Supplied material Start Marker

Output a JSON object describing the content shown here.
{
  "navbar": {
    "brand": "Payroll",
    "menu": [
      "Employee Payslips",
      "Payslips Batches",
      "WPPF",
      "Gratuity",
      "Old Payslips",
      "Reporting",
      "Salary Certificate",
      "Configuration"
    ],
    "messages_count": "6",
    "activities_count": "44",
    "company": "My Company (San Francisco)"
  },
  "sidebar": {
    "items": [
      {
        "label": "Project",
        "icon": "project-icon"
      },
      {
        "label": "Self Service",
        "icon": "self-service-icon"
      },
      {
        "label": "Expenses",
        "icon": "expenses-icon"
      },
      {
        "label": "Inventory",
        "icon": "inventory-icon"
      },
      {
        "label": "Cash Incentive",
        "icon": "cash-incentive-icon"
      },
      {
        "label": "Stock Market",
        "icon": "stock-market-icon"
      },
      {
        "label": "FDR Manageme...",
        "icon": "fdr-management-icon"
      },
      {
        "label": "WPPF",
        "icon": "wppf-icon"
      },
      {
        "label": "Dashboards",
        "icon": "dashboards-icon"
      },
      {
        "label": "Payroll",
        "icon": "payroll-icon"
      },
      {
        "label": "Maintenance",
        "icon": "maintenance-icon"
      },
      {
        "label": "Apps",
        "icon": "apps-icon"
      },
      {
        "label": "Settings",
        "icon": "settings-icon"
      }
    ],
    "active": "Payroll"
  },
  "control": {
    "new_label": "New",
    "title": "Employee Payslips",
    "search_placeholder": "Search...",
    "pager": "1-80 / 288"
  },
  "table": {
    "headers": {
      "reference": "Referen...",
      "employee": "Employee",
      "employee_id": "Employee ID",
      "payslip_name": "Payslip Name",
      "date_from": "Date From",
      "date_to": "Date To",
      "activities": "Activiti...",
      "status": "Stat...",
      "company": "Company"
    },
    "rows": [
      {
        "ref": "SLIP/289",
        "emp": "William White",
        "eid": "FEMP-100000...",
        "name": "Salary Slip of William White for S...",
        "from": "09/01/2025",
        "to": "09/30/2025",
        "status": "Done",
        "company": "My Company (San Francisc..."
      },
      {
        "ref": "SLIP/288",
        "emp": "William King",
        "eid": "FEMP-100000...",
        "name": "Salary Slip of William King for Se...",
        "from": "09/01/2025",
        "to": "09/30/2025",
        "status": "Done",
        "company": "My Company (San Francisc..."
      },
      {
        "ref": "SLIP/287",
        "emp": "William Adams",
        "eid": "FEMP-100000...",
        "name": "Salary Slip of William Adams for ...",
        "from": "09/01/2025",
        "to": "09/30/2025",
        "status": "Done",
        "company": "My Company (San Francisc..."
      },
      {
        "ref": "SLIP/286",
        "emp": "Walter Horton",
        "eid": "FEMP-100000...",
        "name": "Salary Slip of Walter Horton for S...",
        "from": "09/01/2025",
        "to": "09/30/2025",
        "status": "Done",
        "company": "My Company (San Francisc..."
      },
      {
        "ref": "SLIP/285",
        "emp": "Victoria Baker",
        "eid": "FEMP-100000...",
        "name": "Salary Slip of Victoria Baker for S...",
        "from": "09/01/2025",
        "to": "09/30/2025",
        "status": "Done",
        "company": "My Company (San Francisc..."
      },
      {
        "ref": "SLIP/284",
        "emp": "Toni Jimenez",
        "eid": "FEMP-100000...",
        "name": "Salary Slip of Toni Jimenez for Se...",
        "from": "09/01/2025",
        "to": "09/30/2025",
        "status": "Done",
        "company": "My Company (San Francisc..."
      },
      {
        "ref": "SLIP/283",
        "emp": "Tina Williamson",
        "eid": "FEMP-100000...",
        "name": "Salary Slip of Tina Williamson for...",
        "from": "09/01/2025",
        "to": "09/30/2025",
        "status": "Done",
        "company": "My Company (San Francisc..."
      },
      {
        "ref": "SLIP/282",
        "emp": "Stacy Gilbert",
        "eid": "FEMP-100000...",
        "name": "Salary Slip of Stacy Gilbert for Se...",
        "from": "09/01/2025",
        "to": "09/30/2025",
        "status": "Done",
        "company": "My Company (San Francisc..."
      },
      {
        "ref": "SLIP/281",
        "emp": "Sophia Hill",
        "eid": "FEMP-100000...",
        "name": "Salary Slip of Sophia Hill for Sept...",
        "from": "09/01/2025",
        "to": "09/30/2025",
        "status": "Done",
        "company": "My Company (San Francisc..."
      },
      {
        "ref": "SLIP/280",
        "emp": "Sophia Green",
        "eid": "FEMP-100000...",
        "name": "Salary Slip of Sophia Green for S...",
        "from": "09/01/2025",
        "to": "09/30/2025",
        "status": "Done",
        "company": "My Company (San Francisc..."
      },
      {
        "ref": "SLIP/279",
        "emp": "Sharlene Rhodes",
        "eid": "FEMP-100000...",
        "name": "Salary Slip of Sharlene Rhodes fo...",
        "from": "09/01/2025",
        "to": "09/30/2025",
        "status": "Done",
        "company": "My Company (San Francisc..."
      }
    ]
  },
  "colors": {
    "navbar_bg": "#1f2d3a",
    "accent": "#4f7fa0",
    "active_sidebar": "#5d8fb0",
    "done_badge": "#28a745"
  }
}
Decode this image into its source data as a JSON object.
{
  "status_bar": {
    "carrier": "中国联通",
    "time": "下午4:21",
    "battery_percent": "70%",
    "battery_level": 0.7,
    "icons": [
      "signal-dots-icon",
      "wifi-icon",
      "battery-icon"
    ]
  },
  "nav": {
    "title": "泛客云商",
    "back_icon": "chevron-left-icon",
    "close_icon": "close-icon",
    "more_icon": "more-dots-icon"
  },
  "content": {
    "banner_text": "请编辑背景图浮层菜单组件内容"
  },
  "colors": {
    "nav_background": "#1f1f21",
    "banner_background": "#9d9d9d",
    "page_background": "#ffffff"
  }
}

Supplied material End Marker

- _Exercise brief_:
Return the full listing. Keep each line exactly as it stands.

- _Your response_:
Output a JSON object describing the content shown here.
{
  "navbar": {
    "brand": "Payroll",
    "menu": [
      "Employee Payslips",
      "Payslips Batches",
      "WPPF",
      "Gratuity",
      "Old Payslips",
      "Reporting",
      "Salary Certificate",
      "Configuration"
    ],
    "messages_count": "6",
    "activities_count": "44",
    "company": "My Company (San Francisco)"
  },
  "sidebar": {
    "items": [
      {
        "label": "Project",
        "icon": "project-icon"
      },
      {
        "label": "Self Service",
        "icon": "self-service-icon"
      },
      {
        "label": "Expenses",
        "icon": "expenses-icon"
      },
      {
        "label": "Inventory",
        "icon": "inventory-icon"
      },
      {
        "label": "Cash Incentive",
        "icon": "cash-incentive-icon"
      },
      {
        "label": "Stock Market",
        "icon": "stock-market-icon"
      },
      {
        "label": "FDR Manageme...",
        "icon": "fdr-management-icon"
      },
      {
        "label": "WPPF",
        "icon": "wppf-icon"
      },
      {
        "label": "Dashboards",
        "icon": "dashboards-icon"
      },
      {
        "label": "Payroll",
        "icon": "payroll-icon"
      },
      {
        "label": "Maintenance",
        "icon": "maintenance-icon"
      },
      {
        "label": "Apps",
        "icon": "apps-icon"
      },
      {
        "label": "Settings",
        "icon": "settings-icon"
      }
    ],
    "active": "Payroll"
  },
  "control": {
    "new_label": "New",
    "title": "Employee Payslips",
    "search_placeholder": "Search...",
    "pager": "1-80 / 288"
  },
  "table": {
    "headers": {
      "reference": "Referen...",
      "employee": "Employee",
      "employee_id": "Employee ID",
      "payslip_name": "Payslip Name",
      "date_from": "Date From",
      "date_to": "Date To",
      "activities": "Activiti...",
      "status": "Stat...",
      "company": "Company"
    },
    "rows": [
      {
        "ref": "SLIP/289",
        "emp": "William White",
        "eid": "FEMP-100000...",
        "name": "Salary Slip of William White for S...",
        "from": "09/01/2025",
        "to": "09/30/2025",
        "status": "Done",
        "company": "My Company (San Francisc..."
      },
      {
        "ref": "SLIP/288",
        "emp": "William King",
        "eid": "FEMP-100000...",
        "name": "Salary Slip of William King for Se...",
        "from": "09/01/2025",
        "to": "09/30/2025",
        "status": "Done",
        "company": "My Company (San Francisc..."
      },
      {
        "ref": "SLIP/287",
        "emp": "William Adams",
        "eid": "FEMP-100000...",
        "name": "Salary Slip of William Adams for ...",
        "from": "09/01/2025",
        "to": "09/30/2025",
        "status": "Done",
        "company": "My Company (San Francisc..."
      },
      {
        "ref": "SLIP/286",
        "emp": "Walter Horton",
        "eid": "FEMP-100000...",
        "name": "Salary Slip of Walter Horton for S...",
        "from": "09/01/2025",
        "to": "09/30/2025",
        "status": "Done",
        "company": "My Company (San Francisc..."
      },
      {
        "ref": "SLIP/285",
        "emp": "Victoria Baker",
        "eid": "FEMP-100000...",
        "name": "Salary Slip of Victoria Baker for S...",
        "from": "09/01/2025",
        "to": "09/30/2025",
        "status": "Done",
        "company": "My Company (San Francisc..."
      },
      {
        "ref": "SLIP/284",
        "emp": "Toni Jimenez",
        "eid": "FEMP-100000...",
        "name": "Salary Slip of Toni Jimenez for Se...",
        "from": "09/01/2025",
        "to": "09/30/2025",
        "status": "Done",
        "company": "My Company (San Francisc..."
      },
      {
        "ref": "SLIP/283",
        "emp": "Tina Williamson",
        "eid": "FEMP-100000...",
        "name": "Salary Slip of Tina Williamson for...",
        "from": "09/01/2025",
        "to": "09/30/2025",
        "status": "Done",
        "company": "My Company (San Francisc..."
      },
      {
        "ref": "SLIP/282",
        "emp": "Stacy Gilbert",
        "eid": "FEMP-100000...",
        "name": "Salary Slip of Stacy Gilbert for Se...",
        "from": "09/01/2025",
        "to": "09/30/2025",
        "status": "Done",
        "company": "My Company (San Francisc..."
      },
      {
        "ref": "SLIP/281",
        "emp": "Sophia Hill",
        "eid": "FEMP-100000...",
        "name": "Salary Slip of Sophia Hill for Sept...",
        "from": "09/01/2025",
        "to": "09/30/2025",
        "status": "Done",
        "company": "My Company (San Francisc..."
      },
      {
        "ref": "SLIP/280",
        "emp": "Sophia Green",
        "eid": "FEMP-100000...",
        "name": "Salary Slip of Sophia Green for S...",
        "from": "09/01/2025",
        "to": "09/30/2025",
        "status": "Done",
        "company": "My Company (San Francisc..."
      },
      {
        "ref": "SLIP/279",
        "emp": "Sharlene Rhodes",
        "eid": "FEMP-100000...",
        "name": "Salary Slip of Sharlene Rhodes fo...",
        "from": "09/01/2025",
        "to": "09/30/2025",
        "status": "Done",
        "company": "My Company (San Francisc..."
      }
    ]
  },
  "colors": {
    "navbar_bg": "#1f2d3a",
    "accent": "#4f7fa0",
    "active_sidebar": "#5d8fb0",
    "done_badge": "#28a745"
  }
}
Decode this image into its source data as a JSON object.
{
  "status_bar": {
    "carrier": "中国联通",
    "time": "下午4:21",
    "battery_percent": "70%",
    "battery_level": 0.7,
    "icons": [
      "signal-dots-icon",
      "wifi-icon",
      "battery-icon"
    ]
  },
  "nav": {
    "title": "泛客云商",
    "back_icon": "chevron-left-icon",
    "close_icon": "close-icon",
    "more_icon": "more-dots-icon"
  },
  "content": {
    "banner_text": "请编辑背景图浮层菜单组件内容"
  },
  "colors": {
    "nav_background": "#1f1f21",
    "banner_background": "#9d9d9d",
    "page_background": "#ffffff"
  }
}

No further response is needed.